Victor’s fiancée hails from one of those old money families with matriarchs who look and speak like Shaffy Bello. They boast of last names like Hernandez, gaze upon their soon to be in-law and his friend with unshrouded disdain and claim to be so steeped in wealth, they can get away with anything.
But along the generations, most of that famed wealth must have failed to trickle down. Or how else do you explain the family’s eagerness to stick an obviously overwhelmed Victor with every single expense of the huge society wedding they have all planned out?
In reality, no matter how wealthy the families involved claim to be, weddings are usually a cooperative affair between both families. But don’t spend your time scrutinizing this particular plot detail as It’s Her Day really doesn’t need to make all the sense in the world to achieve its comic intentions. Comic gold is mined from the relationships and interactions between Victor’s family and his potential in-laws.
Despite the conspicuous presence of Diamond Bank, It’s Her Day looks and feels like a low budget effort. The production design is basic at best and downright tacky on the rare occasion. Sound issues keep coming up and the screenplay (by Bovi) tends to be hit and miss. The camera work is cloying on occasion and the characters tend to appear clustered in.
But Bovi’s ace is the hiring of famed director, Mildred Okwo who oversees the casting process. It’s Her Day works mostly because of the terrific cast. One could wail about Shaffy Bello being cast in another soignee matriarch role but if she does it so well, why complain?
Bovi as the leading man carries the film with a certain level of confidence and charm that even AY could not muster for his record setting 30 Days in Atlanta. Bovi has been an A-list star for at least half a decade now but with his scruffy hair and awkward gait, he still wears the aura of the boy next door. This works in his film’s favour as he is utterly believable as the local kid made good who wants to marry up to make a statement.

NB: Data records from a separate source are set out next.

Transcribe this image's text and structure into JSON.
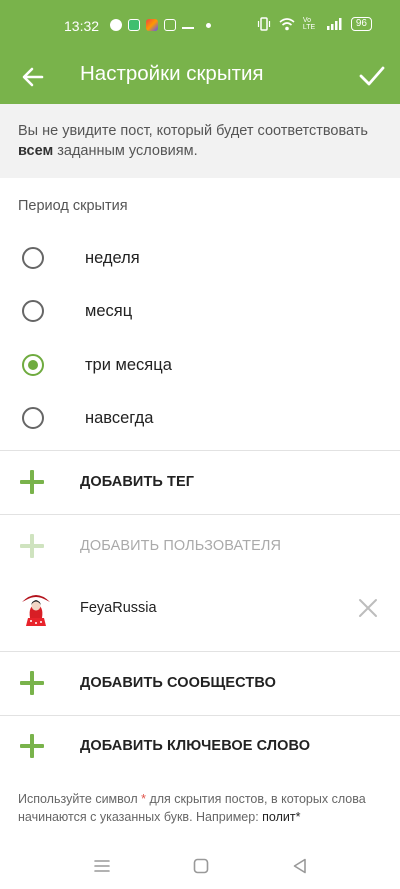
{
  "status_bar": {
    "time": "13:32",
    "battery": "96",
    "network_label": "Vo LTE"
  },
  "app_bar": {
    "title": "Настройки скрытия",
    "back_icon": "arrow-back-icon",
    "confirm_icon": "check-icon"
  },
  "info": {
    "text_before": "Вы не увидите пост, который будет соответствовать ",
    "text_bold": "всем",
    "text_after": " заданным условиям."
  },
  "period": {
    "label": "Период скрытия",
    "options": [
      {
        "label": "неделя",
        "checked": false
      },
      {
        "label": "месяц",
        "checked": false
      },
      {
        "label": "три месяца",
        "checked": true
      },
      {
        "label": "навсегда",
        "checked": false
      }
    ]
  },
  "actions": {
    "add_tag": "ДОБАВИТЬ ТЕГ",
    "add_user": "ДОБАВИТЬ ПОЛЬЗОВАТЕЛЯ",
    "add_community": "ДОБАВИТЬ СООБЩЕСТВО",
    "add_keyword": "ДОБАВИТЬ КЛЮЧЕВОЕ СЛОВО"
  },
  "users": [
    {
      "name": "FeyaRussia"
    }
  ],
  "hint": {
    "before": "Используйте символ ",
    "star": "*",
    "middle": " для скрытия постов, в которых слова начинаются с указанных букв. Например: ",
    "example": "полит*"
  },
  "colors": {
    "accent": "#79b34b",
    "radio_checked": "#6fab3f",
    "star": "#e0534a"
  }
}
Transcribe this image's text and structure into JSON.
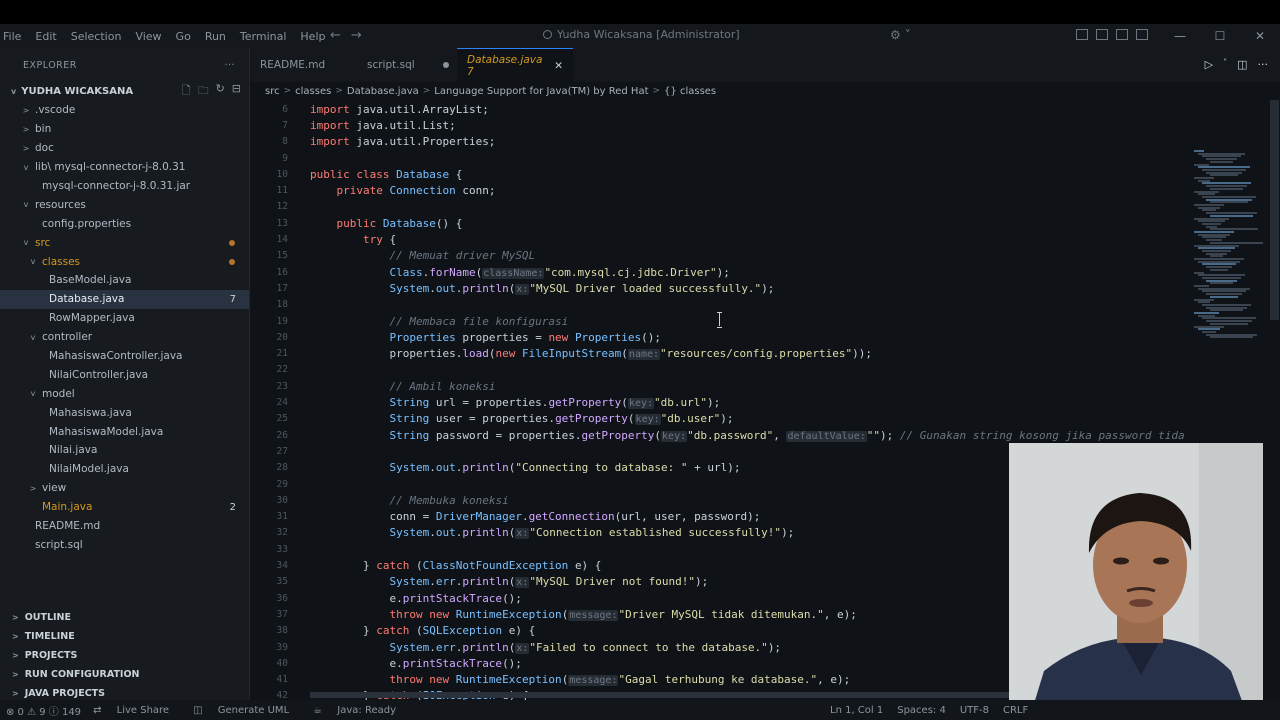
{
  "window": {
    "menu": [
      "File",
      "Edit",
      "Selection",
      "View",
      "Go",
      "Run",
      "Terminal",
      "Help"
    ],
    "search_text": "Yudha Wicaksana [Administrator]"
  },
  "sidebar": {
    "title": "EXPLORER",
    "root": "YUDHA WICAKSANA",
    "tree": [
      {
        "label": ".vscode",
        "indent": 1,
        "chev": ">"
      },
      {
        "label": "bin",
        "indent": 1,
        "chev": ">"
      },
      {
        "label": "doc",
        "indent": 1,
        "chev": ">"
      },
      {
        "label": "lib\\ mysql-connector-j-8.0.31",
        "indent": 1,
        "chev": "v"
      },
      {
        "label": "mysql-connector-j-8.0.31.jar",
        "indent": 2,
        "chev": ""
      },
      {
        "label": "resources",
        "indent": 1,
        "chev": "v"
      },
      {
        "label": "config.properties",
        "indent": 2,
        "chev": ""
      },
      {
        "label": "src",
        "indent": 1,
        "chev": "v",
        "dot": true,
        "mod": true
      },
      {
        "label": "classes",
        "indent": 2,
        "chev": "v",
        "dot": true,
        "mod": true
      },
      {
        "label": "BaseModel.java",
        "indent": 3,
        "chev": ""
      },
      {
        "label": "Database.java",
        "indent": 3,
        "chev": "",
        "badge": "7",
        "selected": true
      },
      {
        "label": "RowMapper.java",
        "indent": 3,
        "chev": ""
      },
      {
        "label": "controller",
        "indent": 2,
        "chev": "v"
      },
      {
        "label": "MahasiswaController.java",
        "indent": 3,
        "chev": ""
      },
      {
        "label": "NilaiController.java",
        "indent": 3,
        "chev": ""
      },
      {
        "label": "model",
        "indent": 2,
        "chev": "v"
      },
      {
        "label": "Mahasiswa.java",
        "indent": 3,
        "chev": ""
      },
      {
        "label": "MahasiswaModel.java",
        "indent": 3,
        "chev": ""
      },
      {
        "label": "Nilai.java",
        "indent": 3,
        "chev": ""
      },
      {
        "label": "NilaiModel.java",
        "indent": 3,
        "chev": ""
      },
      {
        "label": "view",
        "indent": 2,
        "chev": ">"
      },
      {
        "label": "Main.java",
        "indent": 2,
        "chev": "",
        "badge": "2",
        "mod": true
      },
      {
        "label": "README.md",
        "indent": 1,
        "chev": ""
      },
      {
        "label": "script.sql",
        "indent": 1,
        "chev": ""
      }
    ],
    "sections": [
      "OUTLINE",
      "TIMELINE",
      "PROJECTS",
      "RUN CONFIGURATION",
      "JAVA PROJECTS"
    ]
  },
  "tabs": [
    {
      "label": "README.md"
    },
    {
      "label": "script.sql"
    },
    {
      "label": "Database.java 7",
      "active": true
    }
  ],
  "breadcrumb": [
    "src",
    "classes",
    "Database.java",
    "Language Support for Java(TM) by Red Hat",
    "{} classes"
  ],
  "code": [
    {
      "n": "6",
      "t": [
        [
          "kw",
          "import "
        ],
        [
          "src",
          "java.util.ArrayList;"
        ]
      ]
    },
    {
      "n": "7",
      "t": [
        [
          "kw",
          "import "
        ],
        [
          "src",
          "java.util.List;"
        ]
      ]
    },
    {
      "n": "8",
      "t": [
        [
          "kw",
          "import "
        ],
        [
          "src",
          "java.util.Properties;"
        ]
      ]
    },
    {
      "n": "9",
      "t": []
    },
    {
      "n": "10",
      "t": [
        [
          "kw",
          "public class "
        ],
        [
          "ty",
          "Database "
        ],
        [
          "src",
          "{"
        ]
      ]
    },
    {
      "n": "11",
      "t": [
        [
          "src",
          "    "
        ],
        [
          "kw",
          "private "
        ],
        [
          "ty",
          "Connection "
        ],
        [
          "src",
          "conn;"
        ]
      ]
    },
    {
      "n": "12",
      "t": []
    },
    {
      "n": "13",
      "t": [
        [
          "src",
          "    "
        ],
        [
          "kw",
          "public "
        ],
        [
          "ty",
          "Database"
        ],
        [
          "src",
          "() {"
        ]
      ]
    },
    {
      "n": "14",
      "t": [
        [
          "src",
          "        "
        ],
        [
          "kw",
          "try "
        ],
        [
          "src",
          "{"
        ]
      ]
    },
    {
      "n": "15",
      "t": [
        [
          "src",
          "            "
        ],
        [
          "cm",
          "// Memuat driver MySQL"
        ]
      ]
    },
    {
      "n": "16",
      "t": [
        [
          "src",
          "            "
        ],
        [
          "ty",
          "Class"
        ],
        [
          "src",
          "."
        ],
        [
          "fn",
          "forName"
        ],
        [
          "src",
          "("
        ],
        [
          "hint",
          "className:"
        ],
        [
          "st",
          "\"com.mysql.cj.jdbc.Driver\""
        ],
        [
          "src",
          ");"
        ]
      ]
    },
    {
      "n": "17",
      "t": [
        [
          "src",
          "            "
        ],
        [
          "ty",
          "System"
        ],
        [
          "src",
          "."
        ],
        [
          "ty",
          "out"
        ],
        [
          "src",
          "."
        ],
        [
          "fn",
          "println"
        ],
        [
          "src",
          "("
        ],
        [
          "hint",
          "x:"
        ],
        [
          "st",
          "\"MySQL Driver loaded successfully.\""
        ],
        [
          "src",
          ");"
        ]
      ]
    },
    {
      "n": "18",
      "t": []
    },
    {
      "n": "19",
      "t": [
        [
          "src",
          "            "
        ],
        [
          "cm",
          "// Membaca file konfigurasi"
        ]
      ]
    },
    {
      "n": "20",
      "t": [
        [
          "src",
          "            "
        ],
        [
          "ty",
          "Properties "
        ],
        [
          "src",
          "properties = "
        ],
        [
          "kw",
          "new "
        ],
        [
          "ty",
          "Properties"
        ],
        [
          "src",
          "();"
        ]
      ]
    },
    {
      "n": "21",
      "t": [
        [
          "src",
          "            properties."
        ],
        [
          "fn",
          "load"
        ],
        [
          "src",
          "("
        ],
        [
          "kw",
          "new "
        ],
        [
          "ty",
          "FileInputStream"
        ],
        [
          "src",
          "("
        ],
        [
          "hint",
          "name:"
        ],
        [
          "st",
          "\"resources/config.properties\""
        ],
        [
          "src",
          "));"
        ]
      ]
    },
    {
      "n": "22",
      "t": []
    },
    {
      "n": "23",
      "t": [
        [
          "src",
          "            "
        ],
        [
          "cm",
          "// Ambil koneksi"
        ]
      ]
    },
    {
      "n": "24",
      "t": [
        [
          "src",
          "            "
        ],
        [
          "ty",
          "String "
        ],
        [
          "src",
          "url = properties."
        ],
        [
          "fn",
          "getProperty"
        ],
        [
          "src",
          "("
        ],
        [
          "hint",
          "key:"
        ],
        [
          "st",
          "\"db.url\""
        ],
        [
          "src",
          ");"
        ]
      ]
    },
    {
      "n": "25",
      "t": [
        [
          "src",
          "            "
        ],
        [
          "ty",
          "String "
        ],
        [
          "src",
          "user = properties."
        ],
        [
          "fn",
          "getProperty"
        ],
        [
          "src",
          "("
        ],
        [
          "hint",
          "key:"
        ],
        [
          "st",
          "\"db.user\""
        ],
        [
          "src",
          ");"
        ]
      ]
    },
    {
      "n": "26",
      "t": [
        [
          "src",
          "            "
        ],
        [
          "ty",
          "String "
        ],
        [
          "src",
          "password = properties."
        ],
        [
          "fn",
          "getProperty"
        ],
        [
          "src",
          "("
        ],
        [
          "hint",
          "key:"
        ],
        [
          "st",
          "\"db.password\""
        ],
        [
          "src",
          ", "
        ],
        [
          "hint",
          "defaultValue:"
        ],
        [
          "st",
          "\"\""
        ],
        [
          "src",
          "); "
        ],
        [
          "cm",
          "// Gunakan string kosong jika password tida"
        ]
      ]
    },
    {
      "n": "27",
      "t": []
    },
    {
      "n": "28",
      "t": [
        [
          "src",
          "            "
        ],
        [
          "ty",
          "System"
        ],
        [
          "src",
          "."
        ],
        [
          "ty",
          "out"
        ],
        [
          "src",
          "."
        ],
        [
          "fn",
          "println"
        ],
        [
          "src",
          "("
        ],
        [
          "st",
          "\"Connecting to database: \" "
        ],
        [
          "src",
          "+ url);"
        ]
      ]
    },
    {
      "n": "29",
      "t": []
    },
    {
      "n": "30",
      "t": [
        [
          "src",
          "            "
        ],
        [
          "cm",
          "// Membuka koneksi"
        ]
      ]
    },
    {
      "n": "31",
      "t": [
        [
          "src",
          "            conn = "
        ],
        [
          "ty",
          "DriverManager"
        ],
        [
          "src",
          "."
        ],
        [
          "fn",
          "getConnection"
        ],
        [
          "src",
          "(url, user, password);"
        ]
      ]
    },
    {
      "n": "32",
      "t": [
        [
          "src",
          "            "
        ],
        [
          "ty",
          "System"
        ],
        [
          "src",
          "."
        ],
        [
          "ty",
          "out"
        ],
        [
          "src",
          "."
        ],
        [
          "fn",
          "println"
        ],
        [
          "src",
          "("
        ],
        [
          "hint",
          "x:"
        ],
        [
          "st",
          "\"Connection established successfully!\""
        ],
        [
          "src",
          ");"
        ]
      ]
    },
    {
      "n": "33",
      "t": []
    },
    {
      "n": "34",
      "t": [
        [
          "src",
          "        } "
        ],
        [
          "kw",
          "catch "
        ],
        [
          "src",
          "("
        ],
        [
          "ty",
          "ClassNotFoundException "
        ],
        [
          "src",
          "e) {"
        ]
      ]
    },
    {
      "n": "35",
      "t": [
        [
          "src",
          "            "
        ],
        [
          "ty",
          "System"
        ],
        [
          "src",
          "."
        ],
        [
          "ty",
          "err"
        ],
        [
          "src",
          "."
        ],
        [
          "fn",
          "println"
        ],
        [
          "src",
          "("
        ],
        [
          "hint",
          "x:"
        ],
        [
          "st",
          "\"MySQL Driver not found!\""
        ],
        [
          "src",
          ");"
        ]
      ]
    },
    {
      "n": "36",
      "t": [
        [
          "src",
          "            e."
        ],
        [
          "fn",
          "printStackTrace"
        ],
        [
          "src",
          "();"
        ]
      ]
    },
    {
      "n": "37",
      "t": [
        [
          "src",
          "            "
        ],
        [
          "kw",
          "throw new "
        ],
        [
          "ty",
          "RuntimeException"
        ],
        [
          "src",
          "("
        ],
        [
          "hint",
          "message:"
        ],
        [
          "st",
          "\"Driver MySQL tidak ditemukan.\""
        ],
        [
          "src",
          ", e);"
        ]
      ]
    },
    {
      "n": "38",
      "t": [
        [
          "src",
          "        } "
        ],
        [
          "kw",
          "catch "
        ],
        [
          "src",
          "("
        ],
        [
          "ty",
          "SQLException "
        ],
        [
          "src",
          "e) {"
        ]
      ]
    },
    {
      "n": "39",
      "t": [
        [
          "src",
          "            "
        ],
        [
          "ty",
          "System"
        ],
        [
          "src",
          "."
        ],
        [
          "ty",
          "err"
        ],
        [
          "src",
          "."
        ],
        [
          "fn",
          "println"
        ],
        [
          "src",
          "("
        ],
        [
          "hint",
          "x:"
        ],
        [
          "st",
          "\"Failed to connect to the database.\""
        ],
        [
          "src",
          ");"
        ]
      ]
    },
    {
      "n": "40",
      "t": [
        [
          "src",
          "            e."
        ],
        [
          "fn",
          "printStackTrace"
        ],
        [
          "src",
          "();"
        ]
      ]
    },
    {
      "n": "41",
      "t": [
        [
          "src",
          "            "
        ],
        [
          "kw",
          "throw new "
        ],
        [
          "ty",
          "RuntimeException"
        ],
        [
          "src",
          "("
        ],
        [
          "hint",
          "message:"
        ],
        [
          "st",
          "\"Gagal terhubung ke database.\""
        ],
        [
          "src",
          ", e);"
        ]
      ]
    },
    {
      "n": "42",
      "t": [
        [
          "src",
          "        } "
        ],
        [
          "kw",
          "catch "
        ],
        [
          "src",
          "("
        ],
        [
          "ty",
          "IOException "
        ],
        [
          "src",
          "e) {"
        ]
      ]
    }
  ],
  "status": {
    "problems": "⊗ 0 ⚠ 9 ⓘ 149",
    "live_share": "Live Share",
    "generate_uml": "Generate UML",
    "java": "Java: Ready",
    "position": "Ln 1, Col 1",
    "spaces": "Spaces: 4",
    "encoding": "UTF-8",
    "eol": "CRLF"
  }
}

Victor’s chemistry with his ride or die friends led by funny man Greg Ojefua is one of the subtle beauties of the film and the casting team deserves props for pulling the gang together. The Hernandez clan are also well cast.
Dima-Okojie nails the spoilt rich brat without the annoying overbite of Beverly Naya. Her sisters led by sometime singer and occasional photographer Toni Tones are surprisingly good and their wicked bickering among themselves feel comfortable and not forced.
Omoni Oboli as an old flame of Victor’s does an okay job with the troublesome sub plot she is assigned. Not all the actors excel though. Najita Dede is miscast as Victor’s dominating aunt and finds herself overwhelmed with the demands of the role.
The laughs do not come fast and hard; maybe a chuckle here and there but the cast and crew, directed by Aniedi Anwah, acquit themselves quite credibly. A bigger budget may have guaranteed a neater film but at the scale Bovi and crew are working on, they do okay.